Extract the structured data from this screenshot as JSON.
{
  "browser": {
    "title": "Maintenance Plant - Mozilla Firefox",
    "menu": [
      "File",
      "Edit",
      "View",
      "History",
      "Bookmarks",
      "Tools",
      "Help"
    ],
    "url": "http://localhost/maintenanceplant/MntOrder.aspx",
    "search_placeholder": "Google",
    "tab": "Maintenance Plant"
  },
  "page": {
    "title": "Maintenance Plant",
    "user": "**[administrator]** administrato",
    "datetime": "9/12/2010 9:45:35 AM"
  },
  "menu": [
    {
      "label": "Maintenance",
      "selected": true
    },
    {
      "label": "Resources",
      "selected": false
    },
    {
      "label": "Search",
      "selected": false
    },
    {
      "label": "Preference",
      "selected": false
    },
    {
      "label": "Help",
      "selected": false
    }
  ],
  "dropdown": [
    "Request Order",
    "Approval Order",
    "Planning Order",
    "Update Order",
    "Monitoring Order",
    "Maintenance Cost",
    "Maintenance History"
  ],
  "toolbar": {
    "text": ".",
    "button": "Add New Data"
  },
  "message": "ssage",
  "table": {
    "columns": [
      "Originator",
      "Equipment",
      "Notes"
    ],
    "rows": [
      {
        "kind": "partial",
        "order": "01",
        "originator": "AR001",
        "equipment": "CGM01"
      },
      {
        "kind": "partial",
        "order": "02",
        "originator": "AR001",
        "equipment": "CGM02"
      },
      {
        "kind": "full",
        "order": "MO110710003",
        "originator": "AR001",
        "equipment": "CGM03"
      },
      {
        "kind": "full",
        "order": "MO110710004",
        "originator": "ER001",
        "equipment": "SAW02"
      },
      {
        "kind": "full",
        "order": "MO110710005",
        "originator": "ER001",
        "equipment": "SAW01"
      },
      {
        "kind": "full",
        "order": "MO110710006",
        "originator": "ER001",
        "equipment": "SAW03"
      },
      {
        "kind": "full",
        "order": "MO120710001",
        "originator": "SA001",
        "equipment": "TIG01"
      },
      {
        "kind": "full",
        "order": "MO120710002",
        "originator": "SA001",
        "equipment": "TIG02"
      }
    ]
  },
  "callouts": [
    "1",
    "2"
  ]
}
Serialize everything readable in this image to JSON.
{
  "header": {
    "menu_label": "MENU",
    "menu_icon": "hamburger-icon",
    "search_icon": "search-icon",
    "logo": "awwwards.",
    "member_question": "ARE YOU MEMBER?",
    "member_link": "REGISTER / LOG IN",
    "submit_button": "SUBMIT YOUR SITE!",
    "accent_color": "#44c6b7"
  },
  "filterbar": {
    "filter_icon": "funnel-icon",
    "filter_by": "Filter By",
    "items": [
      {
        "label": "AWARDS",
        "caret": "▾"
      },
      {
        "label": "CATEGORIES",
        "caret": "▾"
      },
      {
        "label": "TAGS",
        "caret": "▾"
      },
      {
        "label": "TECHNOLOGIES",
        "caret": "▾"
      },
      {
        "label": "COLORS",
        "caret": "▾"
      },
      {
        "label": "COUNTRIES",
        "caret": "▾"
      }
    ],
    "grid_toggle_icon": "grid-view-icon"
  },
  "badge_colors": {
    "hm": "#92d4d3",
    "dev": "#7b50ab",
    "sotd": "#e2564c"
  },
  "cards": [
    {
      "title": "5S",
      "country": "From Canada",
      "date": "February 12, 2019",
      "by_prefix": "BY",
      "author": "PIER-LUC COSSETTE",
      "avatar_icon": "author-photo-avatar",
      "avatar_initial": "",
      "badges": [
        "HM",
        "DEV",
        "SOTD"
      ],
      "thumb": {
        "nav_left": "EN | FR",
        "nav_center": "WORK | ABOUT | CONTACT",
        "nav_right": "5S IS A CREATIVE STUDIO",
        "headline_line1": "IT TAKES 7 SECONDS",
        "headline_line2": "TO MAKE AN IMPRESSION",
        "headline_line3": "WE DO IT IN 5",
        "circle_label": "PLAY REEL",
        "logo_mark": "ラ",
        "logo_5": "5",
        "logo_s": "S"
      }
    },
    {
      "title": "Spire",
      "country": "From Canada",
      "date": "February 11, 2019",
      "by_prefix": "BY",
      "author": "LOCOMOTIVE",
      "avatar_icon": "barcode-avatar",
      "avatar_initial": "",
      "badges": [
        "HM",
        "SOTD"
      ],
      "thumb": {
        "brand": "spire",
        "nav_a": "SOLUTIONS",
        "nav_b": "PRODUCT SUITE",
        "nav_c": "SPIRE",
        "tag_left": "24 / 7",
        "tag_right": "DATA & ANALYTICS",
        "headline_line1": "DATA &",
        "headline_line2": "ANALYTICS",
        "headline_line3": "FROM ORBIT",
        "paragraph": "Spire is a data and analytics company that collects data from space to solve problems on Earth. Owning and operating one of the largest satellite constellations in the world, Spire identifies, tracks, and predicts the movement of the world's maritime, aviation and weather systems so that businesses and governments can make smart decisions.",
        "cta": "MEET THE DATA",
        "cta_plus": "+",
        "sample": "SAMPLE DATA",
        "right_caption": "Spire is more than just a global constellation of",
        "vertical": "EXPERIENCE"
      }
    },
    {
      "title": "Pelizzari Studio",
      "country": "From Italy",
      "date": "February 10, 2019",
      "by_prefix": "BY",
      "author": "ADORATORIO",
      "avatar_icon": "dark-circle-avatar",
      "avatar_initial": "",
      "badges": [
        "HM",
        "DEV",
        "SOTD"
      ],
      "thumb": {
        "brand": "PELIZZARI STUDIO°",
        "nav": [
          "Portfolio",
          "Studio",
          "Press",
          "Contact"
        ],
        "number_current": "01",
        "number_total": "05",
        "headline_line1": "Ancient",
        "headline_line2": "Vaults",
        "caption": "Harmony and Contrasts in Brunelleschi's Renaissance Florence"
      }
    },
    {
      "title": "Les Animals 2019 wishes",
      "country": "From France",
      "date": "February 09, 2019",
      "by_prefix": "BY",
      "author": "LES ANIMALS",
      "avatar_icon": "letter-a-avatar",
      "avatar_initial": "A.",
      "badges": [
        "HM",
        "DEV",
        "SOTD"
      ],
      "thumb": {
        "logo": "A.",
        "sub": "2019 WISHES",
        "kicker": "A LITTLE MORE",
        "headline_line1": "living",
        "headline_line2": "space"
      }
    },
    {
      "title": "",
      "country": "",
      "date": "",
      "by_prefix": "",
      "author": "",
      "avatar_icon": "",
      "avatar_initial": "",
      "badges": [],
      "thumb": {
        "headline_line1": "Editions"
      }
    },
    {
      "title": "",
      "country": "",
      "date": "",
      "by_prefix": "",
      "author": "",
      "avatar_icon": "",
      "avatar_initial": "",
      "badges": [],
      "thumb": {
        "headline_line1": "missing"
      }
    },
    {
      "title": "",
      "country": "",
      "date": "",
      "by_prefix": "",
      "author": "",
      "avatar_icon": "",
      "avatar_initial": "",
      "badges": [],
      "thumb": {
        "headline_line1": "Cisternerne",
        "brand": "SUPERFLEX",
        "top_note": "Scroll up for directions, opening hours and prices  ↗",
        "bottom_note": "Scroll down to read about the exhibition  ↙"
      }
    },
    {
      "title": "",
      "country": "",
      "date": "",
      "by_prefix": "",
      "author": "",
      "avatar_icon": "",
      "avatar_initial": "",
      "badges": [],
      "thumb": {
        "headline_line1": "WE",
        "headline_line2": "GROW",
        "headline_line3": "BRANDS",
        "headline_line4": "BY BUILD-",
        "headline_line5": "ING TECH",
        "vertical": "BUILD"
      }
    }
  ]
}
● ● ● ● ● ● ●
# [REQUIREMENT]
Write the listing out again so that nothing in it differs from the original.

# [REPLY TO THE EXERCISE]
Extract the structured data from this screenshot as JSON.
{
  "browser": {
    "title": "Maintenance Plant - Mozilla Firefox",
    "menu": [
      "File",
      "Edit",
      "View",
      "History",
      "Bookmarks",
      "Tools",
      "Help"
    ],
    "url": "http://localhost/maintenanceplant/MntOrder.aspx",
    "search_placeholder": "Google",
    "tab": "Maintenance Plant"
  },
  "page": {
    "title": "Maintenance Plant",
    "user": "**[administrator]** administrato",
    "datetime": "9/12/2010 9:45:35 AM"
  },
  "menu": [
    {
      "label": "Maintenance",
      "selected": true
    },
    {
      "label": "Resources",
      "selected": false
    },
    {
      "label": "Search",
      "selected": false
    },
    {
      "label": "Preference",
      "selected": false
    },
    {
      "label": "Help",
      "selected": false
    }
  ],
  "dropdown": [
    "Request Order",
    "Approval Order",
    "Planning Order",
    "Update Order",
    "Monitoring Order",
    "Maintenance Cost",
    "Maintenance History"
  ],
  "toolbar": {
    "text": ".",
    "button": "Add New Data"
  },
  "message": "ssage",
  "table": {
    "columns": [
      "Originator",
      "Equipment",
      "Notes"
    ],
    "rows": [
      {
        "kind": "partial",
        "order": "01",
        "originator": "AR001",
        "equipment": "CGM01"
      },
      {
        "kind": "partial",
        "order": "02",
        "originator": "AR001",
        "equipment": "CGM02"
      },
      {
        "kind": "full",
        "order": "MO110710003",
        "originator": "AR001",
        "equipment": "CGM03"
      },
      {
        "kind": "full",
        "order": "MO110710004",
        "originator": "ER001",
        "equipment": "SAW02"
      },
      {
        "kind": "full",
        "order": "MO110710005",
        "originator": "ER001",
        "equipment": "SAW01"
      },
      {
        "kind": "full",
        "order": "MO110710006",
        "originator": "ER001",
        "equipment": "SAW03"
      },
      {
        "kind": "full",
        "order": "MO120710001",
        "originator": "SA001",
        "equipment": "TIG01"
      },
      {
        "kind": "full",
        "order": "MO120710002",
        "originator": "SA001",
        "equipment": "TIG02"
      }
    ]
  },
  "callouts": [
    "1",
    "2"
  ]
}
Serialize everything readable in this image to JSON.
{
  "header": {
    "menu_label": "MENU",
    "menu_icon": "hamburger-icon",
    "search_icon": "search-icon",
    "logo": "awwwards.",
    "member_question": "ARE YOU MEMBER?",
    "member_link": "REGISTER / LOG IN",
    "submit_button": "SUBMIT YOUR SITE!",
    "accent_color": "#44c6b7"
  },
  "filterbar": {
    "filter_icon": "funnel-icon",
    "filter_by": "Filter By",
    "items": [
      {
        "label": "AWARDS",
        "caret": "▾"
      },
      {
        "label": "CATEGORIES",
        "caret": "▾"
      },
      {
        "label": "TAGS",
        "caret": "▾"
      },
      {
        "label": "TECHNOLOGIES",
        "caret": "▾"
      },
      {
        "label": "COLORS",
        "caret": "▾"
      },
      {
        "label": "COUNTRIES",
        "caret": "▾"
      }
    ],
    "grid_toggle_icon": "grid-view-icon"
  },
  "badge_colors": {
    "hm": "#92d4d3",
    "dev": "#7b50ab",
    "sotd": "#e2564c"
  },
  "cards": [
    {
      "title": "5S",
      "country": "From Canada",
      "date": "February 12, 2019",
      "by_prefix": "BY",
      "author": "PIER-LUC COSSETTE",
      "avatar_icon": "author-photo-avatar",
      "avatar_initial": "",
      "badges": [
        "HM",
        "DEV",
        "SOTD"
      ],
      "thumb": {
        "nav_left": "EN | FR",
        "nav_center": "WORK | ABOUT | CONTACT",
        "nav_right": "5S IS A CREATIVE STUDIO",
        "headline_line1": "IT TAKES 7 SECONDS",
        "headline_line2": "TO MAKE AN IMPRESSION",
        "headline_line3": "WE DO IT IN 5",
        "circle_label": "PLAY REEL",
        "logo_mark": "ラ",
        "logo_5": "5",
        "logo_s": "S"
      }
    },
    {
      "title": "Spire",
      "country": "From Canada",
      "date": "February 11, 2019",
      "by_prefix": "BY",
      "author": "LOCOMOTIVE",
      "avatar_icon": "barcode-avatar",
      "avatar_initial": "",
      "badges": [
        "HM",
        "SOTD"
      ],
      "thumb": {
        "brand": "spire",
        "nav_a": "SOLUTIONS",
        "nav_b": "PRODUCT SUITE",
        "nav_c": "SPIRE",
        "tag_left": "24 / 7",
        "tag_right": "DATA & ANALYTICS",
        "headline_line1": "DATA &",
        "headline_line2": "ANALYTICS",
        "headline_line3": "FROM ORBIT",
        "paragraph": "Spire is a data and analytics company that collects data from space to solve problems on Earth. Owning and operating one of the largest satellite constellations in the world, Spire identifies, tracks, and predicts the movement of the world's maritime, aviation and weather systems so that businesses and governments can make smart decisions.",
        "cta": "MEET THE DATA",
        "cta_plus": "+",
        "sample": "SAMPLE DATA",
        "right_caption": "Spire is more than just a global constellation of",
        "vertical": "EXPERIENCE"
      }
    },
    {
      "title": "Pelizzari Studio",
      "country": "From Italy",
      "date": "February 10, 2019",
      "by_prefix": "BY",
      "author": "ADORATORIO",
      "avatar_icon": "dark-circle-avatar",
      "avatar_initial": "",
      "badges": [
        "HM",
        "DEV",
        "SOTD"
      ],
      "thumb": {
        "brand": "PELIZZARI STUDIO°",
        "nav": [
          "Portfolio",
          "Studio",
          "Press",
          "Contact"
        ],
        "number_current": "01",
        "number_total": "05",
        "headline_line1": "Ancient",
        "headline_line2": "Vaults",
        "caption": "Harmony and Contrasts in Brunelleschi's Renaissance Florence"
      }
    },
    {
      "title": "Les Animals 2019 wishes",
      "country": "From France",
      "date": "February 09, 2019",
      "by_prefix": "BY",
      "author": "LES ANIMALS",
      "avatar_icon": "letter-a-avatar",
      "avatar_initial": "A.",
      "badges": [
        "HM",
        "DEV",
        "SOTD"
      ],
      "thumb": {
        "logo": "A.",
        "sub": "2019 WISHES",
        "kicker": "A LITTLE MORE",
        "headline_line1": "living",
        "headline_line2": "space"
      }
    },
    {
      "title": "",
      "country": "",
      "date": "",
      "by_prefix": "",
      "author": "",
      "avatar_icon": "",
      "avatar_initial": "",
      "badges": [],
      "thumb": {
        "headline_line1": "Editions"
      }
    },
    {
      "title": "",
      "country": "",
      "date": "",
      "by_prefix": "",
      "author": "",
      "avatar_icon": "",
      "avatar_initial": "",
      "badges": [],
      "thumb": {
        "headline_line1": "missing"
      }
    },
    {
      "title": "",
      "country": "",
      "date": "",
      "by_prefix": "",
      "author": "",
      "avatar_icon": "",
      "avatar_initial": "",
      "badges": [],
      "thumb": {
        "headline_line1": "Cisternerne",
        "brand": "SUPERFLEX",
        "top_note": "Scroll up for directions, opening hours and prices  ↗",
        "bottom_note": "Scroll down to read about the exhibition  ↙"
      }
    },
    {
      "title": "",
      "country": "",
      "date": "",
      "by_prefix": "",
      "author": "",
      "avatar_icon": "",
      "avatar_initial": "",
      "badges": [],
      "thumb": {
        "headline_line1": "WE",
        "headline_line2": "GROW",
        "headline_line3": "BRANDS",
        "headline_line4": "BY BUILD-",
        "headline_line5": "ING TECH",
        "vertical": "BUILD"
      }
    }
  ]
}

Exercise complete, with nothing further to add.